Immortality is an age-old concept. Mythology as old as human history refers to people and animals who never die. But, for the most part, immortality is a fantasy-- right? Well, right. Sort of. Surprisingly, there are some animal species that, for whatever reason, have simply decided that they don't like the idea of death and that they will have no part in it. These animals are functionally immortal. They never age, and-- unless an outside force does them in-- they could theoretically live forever.
The Sea Anemone: The lowly sea anemone doesn't look like an immortal animal. In fact, it doesn't even look like an animal. In between swaying to the left, swaying to the right, and occasionally swallowing a bit of debris, this brainless polyp is busy defying everything we know about mortality. A sea anemone doesn't age as it gets older; it simply grows bigger. Fortunately for those who find this a little creepy, none of them have lived long enough to develop sentience yet-- they get wiped out at around age 80 by heat, water pollution, infections and greedy collectors.
The Lobster: Like the sea anemone, the lobster is an immortal animal. It has no brain, and its central nevous system is about as simple as a common household insect. But lobsters have somehow figured out a way to defy aging as we know it. Unlike people, lobsters don't experience any change in metabolism or body-function as they get older. A one-hundred-year-old lobster will even continue eating, moving and making baby-lobsters without any sense of shame. They also keep getting bigger-- meaning that, after a couple-hundred years, they can be the size of a wolf, and capable of scaring the living daylights out of anyone.

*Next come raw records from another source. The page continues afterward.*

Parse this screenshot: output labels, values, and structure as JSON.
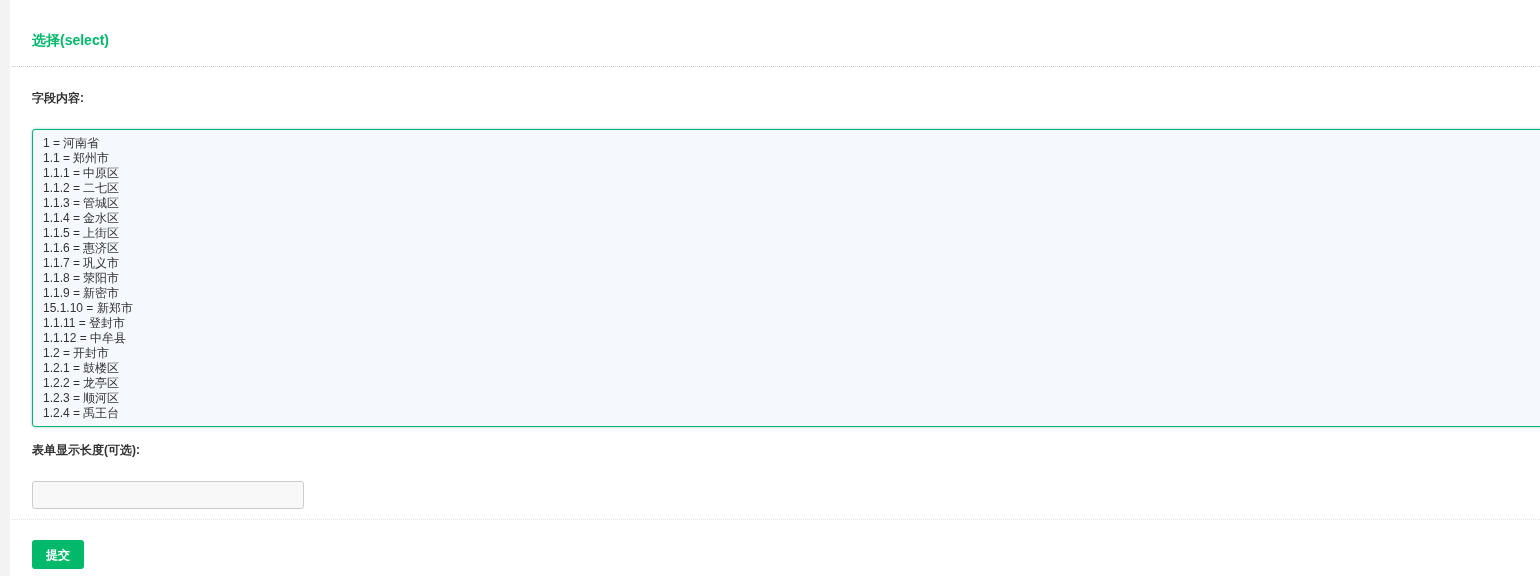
{
  "section_title": "选择(select)",
  "fields": [
    {
      "kind": "textarea",
      "label": "字段内容:",
      "lines": [
        "1 = 河南省",
        "1.1 = 郑州市",
        "1.1.1 = 中原区",
        "1.1.2 = 二七区",
        "1.1.3 = 管城区",
        "1.1.4 = 金水区",
        "1.1.5 = 上街区",
        "1.1.6 = 惠济区",
        "1.1.7 = 巩义市",
        "1.1.8 = 荥阳市",
        "1.1.9 = 新密市",
        "15.1.10 = 新郑市",
        "1.1.11 = 登封市",
        "1.1.12 = 中牟县",
        "1.2 = 开封市",
        "1.2.1 = 鼓楼区",
        "1.2.2 = 龙亭区",
        "1.2.3 = 顺河区",
        "1.2.4 = 禹王台"
      ]
    },
    {
      "kind": "input",
      "label": "表单显示长度(可选):"
    }
  ],
  "submit_button": "提交"
}
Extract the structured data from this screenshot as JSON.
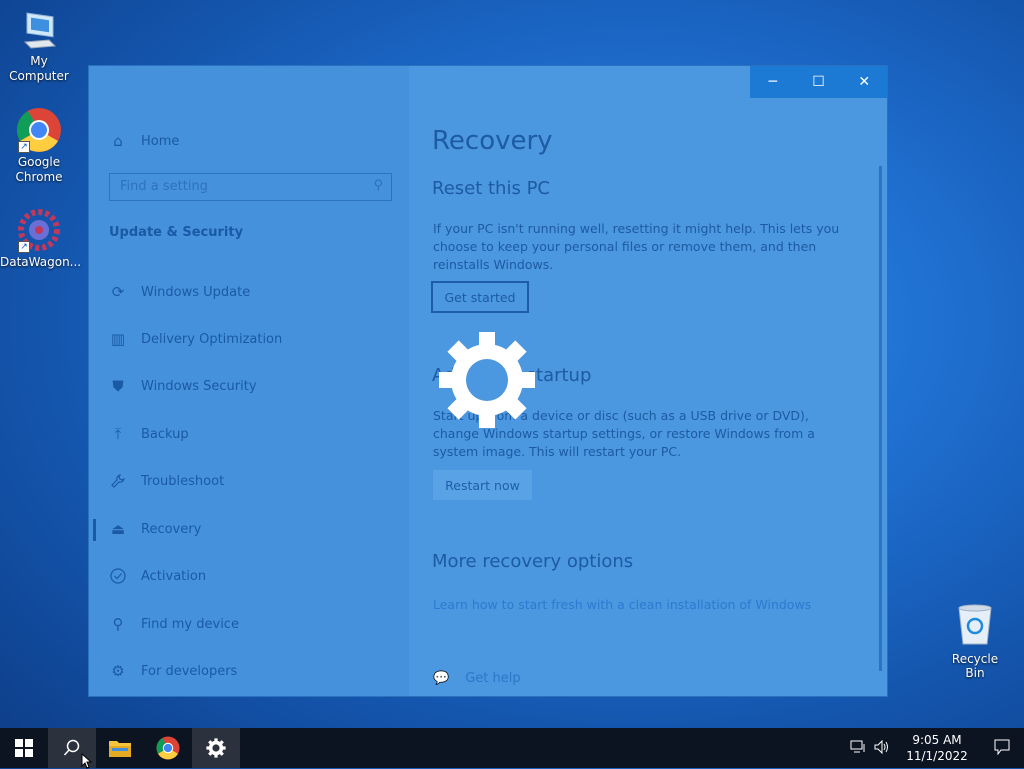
{
  "desktop": {
    "icons": [
      {
        "label": "My Computer",
        "icon": "monitor-icon"
      },
      {
        "label": "Google\nChrome",
        "icon": "chrome-icon"
      },
      {
        "label": "DataWagon...",
        "icon": "datawagon-icon"
      }
    ],
    "recycle_bin": {
      "label": "Recycle Bin",
      "icon": "recycle-bin-icon"
    }
  },
  "window": {
    "controls": {
      "minimize": "─",
      "maximize": "☐",
      "close": "✕"
    },
    "sidebar": {
      "home": "Home",
      "search_placeholder": "Find a setting",
      "section": "Update & Security",
      "items": [
        {
          "label": "Windows Update",
          "icon": "refresh-icon",
          "glyph": "⟳"
        },
        {
          "label": "Delivery Optimization",
          "icon": "delivery-optimization-icon",
          "glyph": "▥"
        },
        {
          "label": "Windows Security",
          "icon": "shield-icon",
          "glyph": "⛊"
        },
        {
          "label": "Backup",
          "icon": "backup-icon",
          "glyph": "⤒"
        },
        {
          "label": "Troubleshoot",
          "icon": "wrench-icon",
          "glyph": "🔧"
        },
        {
          "label": "Recovery",
          "icon": "recovery-icon",
          "glyph": "⏏"
        },
        {
          "label": "Activation",
          "icon": "check-circle-icon",
          "glyph": "✓"
        },
        {
          "label": "Find my device",
          "icon": "person-location-icon",
          "glyph": "⚲"
        },
        {
          "label": "For developers",
          "icon": "developer-icon",
          "glyph": "⚙"
        }
      ],
      "selected": "Recovery"
    },
    "main": {
      "title": "Recovery",
      "reset": {
        "heading": "Reset this PC",
        "description": "If your PC isn't running well, resetting it might help. This lets you choose to keep your personal files or remove them, and then reinstalls Windows.",
        "button": "Get started"
      },
      "advanced": {
        "heading": "Advanced startup",
        "description": "Start up from a device or disc (such as a USB drive or DVD), change Windows startup settings, or restore Windows from a system image. This will restart your PC.",
        "button": "Restart now"
      },
      "more": {
        "heading": "More recovery options",
        "link": "Learn how to start fresh with a clean installation of Windows"
      },
      "help": "Get help"
    },
    "loading_icon": "settings-gear-icon"
  },
  "taskbar": {
    "time": "9:05 AM",
    "date": "11/1/2022",
    "items": [
      "start-icon",
      "search-icon",
      "file-explorer-icon",
      "chrome-icon",
      "settings-icon"
    ]
  }
}
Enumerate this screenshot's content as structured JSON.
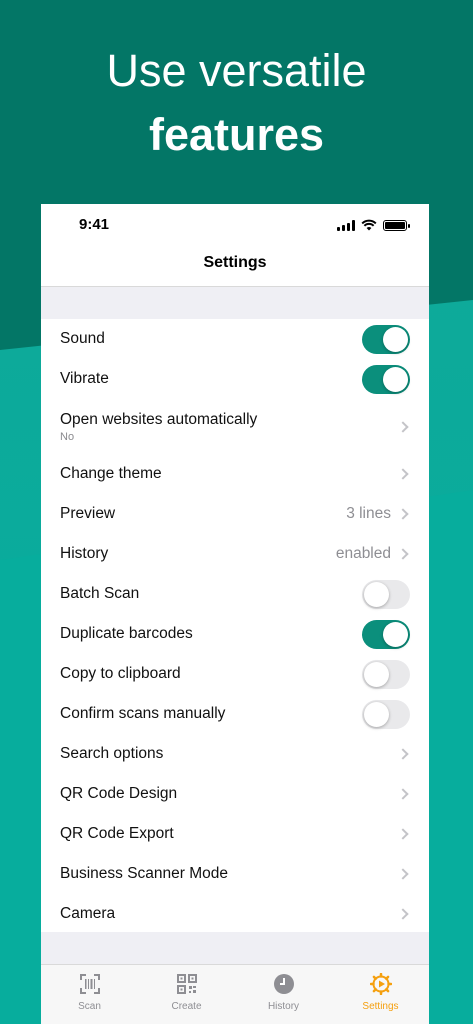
{
  "headline": {
    "line1": "Use versatile",
    "line2": "features"
  },
  "status": {
    "time": "9:41"
  },
  "nav": {
    "title": "Settings"
  },
  "settings": [
    {
      "label": "Sound",
      "type": "toggle",
      "on": true
    },
    {
      "label": "Vibrate",
      "type": "toggle",
      "on": true
    },
    {
      "label": "Open websites automatically",
      "sub": "No",
      "type": "link"
    },
    {
      "label": "Change theme",
      "type": "link"
    },
    {
      "label": "Preview",
      "value": "3 lines",
      "type": "link"
    },
    {
      "label": "History",
      "value": "enabled",
      "type": "link"
    },
    {
      "label": "Batch Scan",
      "type": "toggle",
      "on": false
    },
    {
      "label": "Duplicate barcodes",
      "type": "toggle",
      "on": true
    },
    {
      "label": "Copy to clipboard",
      "type": "toggle",
      "on": false
    },
    {
      "label": "Confirm scans manually",
      "type": "toggle",
      "on": false
    },
    {
      "label": "Search options",
      "type": "link"
    },
    {
      "label": "QR Code Design",
      "type": "link"
    },
    {
      "label": "QR Code Export",
      "type": "link"
    },
    {
      "label": "Business Scanner Mode",
      "type": "link"
    },
    {
      "label": "Camera",
      "type": "link"
    }
  ],
  "tabs": [
    {
      "label": "Scan",
      "icon": "scan-icon"
    },
    {
      "label": "Create",
      "icon": "qr-code-icon"
    },
    {
      "label": "History",
      "icon": "clock-icon"
    },
    {
      "label": "Settings",
      "icon": "gear-icon",
      "active": true
    }
  ],
  "colors": {
    "accent": "#0b8f7c",
    "active_tab": "#f5a00f",
    "background": "#037666"
  }
}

The Aldabra Giant Tortoise: Aldabra giant tortoises are exactly what they sound like-- freaking giant. The males can weigh nearly 800 pounds, which would make them the most terrifying animals in the world if they ate meat and moved a little quicker. Fortunately, Aldabra tortoises barely seem to notice humans like us-- they aren't tame; they simply don't care. Because, inside their little reptilian brains, they are laughing at the fact that we get old and die. We aren't sure just how long Aldabra tortoises live, because they have a pesky tendency to live longer than the people watching them. The oldest confirmed age of an Aldabra tortoise was 255 years, but some may have lived to be twice that age.
The Rougheye Rockfish: The rougheye rockfish just sounds defiant. In fact, I'd include a few more desciptions-- like riptide, rugged, rumblin', radical and ravin'-- in its name, but that would probably remind you too much of that douchebag surfer-guy who smoked a joint with your sister ten years ago. And, just like that surfer-guy, the rockfish is incredibly ugly but makes up for it by being defiant of everything. Including mortality. A rougheye rockfish, which is a functionally immortal animal, can live to be 200 years old or more, unless some guy with a fishing-pole manages to break it of its persistent addiction to life.
The Immortal Jellyfish: The name says all. When the immortal jellyfish gets tired of being a sexually mature adult, it can decide to be a polyp-- that is, a baby-- again. To do this, the jellyfish (technically a medusa) turns itself inside-out, then re-absorbs its tentacles and other dangly-bits. It then land in its grave (or birth site) somewhere in the sand and becomes a colony of tiny little polyps. It's like your grandpa deciding that he's going to go to bed and turn into a few dozen fetuses-- only the immortal jellyfish doesn't have dementia and actually will follow through on its threat.
The Hydra: The hydra is a nearly microscopic immortal animal, but what it lacks in size it makes up for in stamina. (You probably know at least a handful of men who use the same excuse with with their girlfriends.) Hydras are actually remarkably efficient predators; they release an explosion of neurotoxins into their prey, paralyze it, and then consume the animal whole. Every single cell in the hydra's tiny body is constantly dividing and rejuvenating, so any injured, polluted or defective cells are diluted by the thousands of others. Because they are constantly replenishing their living cells, hydras do not age at all-- ever.
Immortality doesn't truly exist in practice, but, in theory, any of these immortal animals really coulld manage to live forever. Unfortunately for them (and fortunately for us) environmental conditions do eventually destroy every living "immortal" animal.